My chosen disciplines are –

Soft: (from) judo, ju jitsu, aikido ,tai chi, hapkido, wing chun

Hard: TKD, kendo, boxing, muay thai, bajiquan (though these may change this is my intention now!)


I felt “kung fu” and “karate” were too woolly titles and were often umbrella terms encompassing many styles or branches and also it was interesting to explore unknown styles. Judo is the exception – I have taken part in this for a couple of years now!


Extra topics to also research are to look at the validity of Tai Chi as a fighting martial art and this is an area I admit I know very little about and, for personal, preconceived ideas, have tended to write it off as “floaty” relaxation techniques rather than practical. As I have progressed in my own training I have started to see how it can be used as part of a martial art – but have yet to understand it as a stand alone martial art so watch this space…


Another area to look at is what martial artists can learn from yoga and meditation. This is the area I will struggle with most – on two levels. The first is that I know very little about either, and have never practised or felt the need to practise either. I see Yoga as a stand-alone exercise programme – good for flexibility and core stability but this is not the only way to achieve these ends.  Due to my background growing up in a Christian family I have an embedded belief not to practice meditation or yoga in the sense of “emptying the mind” as this is not a practise endorsed by the Christian faith and also because it has its roots in Buddhism and Hinduism and other non-Christian beliefs.  As such, I am happy to research the benefits etc but will not be actively taking part. Again, I am open to learning new ideas and will see where this path takes me.  I am not against focus, concentration or visualisation which are elements of meditation but not completely emptying, or focussing on other gods for example.
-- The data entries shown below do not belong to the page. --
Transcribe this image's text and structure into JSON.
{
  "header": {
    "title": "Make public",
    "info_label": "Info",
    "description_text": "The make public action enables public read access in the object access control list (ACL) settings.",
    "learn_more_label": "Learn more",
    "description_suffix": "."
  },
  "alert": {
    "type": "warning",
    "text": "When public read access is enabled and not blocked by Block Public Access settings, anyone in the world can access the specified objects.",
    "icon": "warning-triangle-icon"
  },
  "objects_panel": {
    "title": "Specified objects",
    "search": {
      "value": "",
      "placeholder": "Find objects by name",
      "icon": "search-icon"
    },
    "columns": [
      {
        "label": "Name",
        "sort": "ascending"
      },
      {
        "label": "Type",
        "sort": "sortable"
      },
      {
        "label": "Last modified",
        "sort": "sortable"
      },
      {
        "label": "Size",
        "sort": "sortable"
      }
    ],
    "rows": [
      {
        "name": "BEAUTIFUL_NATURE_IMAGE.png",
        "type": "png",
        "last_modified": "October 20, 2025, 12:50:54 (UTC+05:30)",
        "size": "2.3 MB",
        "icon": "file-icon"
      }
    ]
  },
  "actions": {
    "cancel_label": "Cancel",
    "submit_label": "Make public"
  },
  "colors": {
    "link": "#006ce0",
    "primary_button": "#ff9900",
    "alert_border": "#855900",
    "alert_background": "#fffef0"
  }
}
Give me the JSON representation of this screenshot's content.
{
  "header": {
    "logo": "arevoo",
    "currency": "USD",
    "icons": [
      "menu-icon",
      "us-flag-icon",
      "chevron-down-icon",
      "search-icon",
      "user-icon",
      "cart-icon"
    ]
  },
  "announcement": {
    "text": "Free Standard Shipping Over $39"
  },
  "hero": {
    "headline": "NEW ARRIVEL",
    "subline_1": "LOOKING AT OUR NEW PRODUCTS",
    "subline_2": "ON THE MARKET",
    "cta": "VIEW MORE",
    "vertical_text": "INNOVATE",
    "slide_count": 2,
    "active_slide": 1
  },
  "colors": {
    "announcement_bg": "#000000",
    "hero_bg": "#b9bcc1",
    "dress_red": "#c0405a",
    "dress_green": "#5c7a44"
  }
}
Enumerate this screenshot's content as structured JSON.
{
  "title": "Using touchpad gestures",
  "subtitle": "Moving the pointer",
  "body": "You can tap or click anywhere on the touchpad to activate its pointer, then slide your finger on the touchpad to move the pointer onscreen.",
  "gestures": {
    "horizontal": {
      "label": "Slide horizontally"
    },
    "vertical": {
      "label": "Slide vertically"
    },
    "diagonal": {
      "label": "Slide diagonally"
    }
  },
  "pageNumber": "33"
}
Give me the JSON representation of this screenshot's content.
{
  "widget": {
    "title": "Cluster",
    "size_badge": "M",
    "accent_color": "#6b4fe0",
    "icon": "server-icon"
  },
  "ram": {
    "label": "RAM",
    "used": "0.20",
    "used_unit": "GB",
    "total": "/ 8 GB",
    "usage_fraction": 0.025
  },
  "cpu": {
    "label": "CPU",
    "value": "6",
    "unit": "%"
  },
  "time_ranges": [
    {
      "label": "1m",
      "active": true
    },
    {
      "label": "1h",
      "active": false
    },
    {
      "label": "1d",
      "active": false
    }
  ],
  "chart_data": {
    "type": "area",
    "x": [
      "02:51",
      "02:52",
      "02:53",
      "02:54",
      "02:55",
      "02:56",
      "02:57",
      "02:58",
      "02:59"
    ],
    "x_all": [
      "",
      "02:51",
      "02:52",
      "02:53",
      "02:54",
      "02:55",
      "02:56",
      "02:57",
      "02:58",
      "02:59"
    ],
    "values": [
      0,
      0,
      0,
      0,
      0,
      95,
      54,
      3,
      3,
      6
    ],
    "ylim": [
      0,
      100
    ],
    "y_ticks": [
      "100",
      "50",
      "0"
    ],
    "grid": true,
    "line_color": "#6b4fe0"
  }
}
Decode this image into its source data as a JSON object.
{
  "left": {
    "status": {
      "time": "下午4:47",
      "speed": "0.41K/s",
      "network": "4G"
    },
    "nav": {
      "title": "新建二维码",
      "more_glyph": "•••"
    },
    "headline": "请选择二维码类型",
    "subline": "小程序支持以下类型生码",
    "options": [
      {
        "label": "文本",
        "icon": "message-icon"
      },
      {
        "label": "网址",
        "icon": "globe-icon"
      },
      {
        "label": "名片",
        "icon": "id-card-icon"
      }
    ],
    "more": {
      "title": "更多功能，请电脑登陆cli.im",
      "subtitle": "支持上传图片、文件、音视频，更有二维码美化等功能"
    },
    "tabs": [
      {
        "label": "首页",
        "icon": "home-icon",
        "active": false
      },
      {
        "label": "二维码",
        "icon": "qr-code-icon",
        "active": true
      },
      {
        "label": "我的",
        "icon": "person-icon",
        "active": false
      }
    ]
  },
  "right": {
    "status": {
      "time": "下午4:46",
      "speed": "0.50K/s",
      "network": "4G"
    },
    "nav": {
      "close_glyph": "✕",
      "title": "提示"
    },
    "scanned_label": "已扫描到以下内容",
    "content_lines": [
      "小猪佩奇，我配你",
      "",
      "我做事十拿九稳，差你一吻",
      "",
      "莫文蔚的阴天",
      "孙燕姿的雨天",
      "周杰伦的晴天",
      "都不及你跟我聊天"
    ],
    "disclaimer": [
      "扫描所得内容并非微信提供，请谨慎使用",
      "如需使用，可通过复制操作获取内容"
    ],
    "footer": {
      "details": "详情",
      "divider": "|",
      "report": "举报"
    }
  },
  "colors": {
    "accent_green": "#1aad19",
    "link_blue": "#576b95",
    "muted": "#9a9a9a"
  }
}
The final area is about what we can learn from modern sports training methods for speed and relaxation.  From this I am defining “modern” as utilising new technology or new ideas – obviously getting speed out of runners’ blocks for examples is a practise that has been around for years. This will probably involve a bit of stumbling round in the dark as I am not even sure of a starting point so will hope to find a way in. The focus will probably be on technological advances and better understanding of the make-up of the body – from blood types and even genetics.


Between now and December I will endeavour to write up a report on each of my 10 styles (2 at a time)– hopefully each will build on the previous one and ultimately there will be links throughout the  threads as well as elements discrete to each.


The Tai Chi; Yoga and meditation; and Modern sports will all be separate articles, presenting my findings and how they can be applied.


The class at the end…will absolutely depend on what happens between now and then.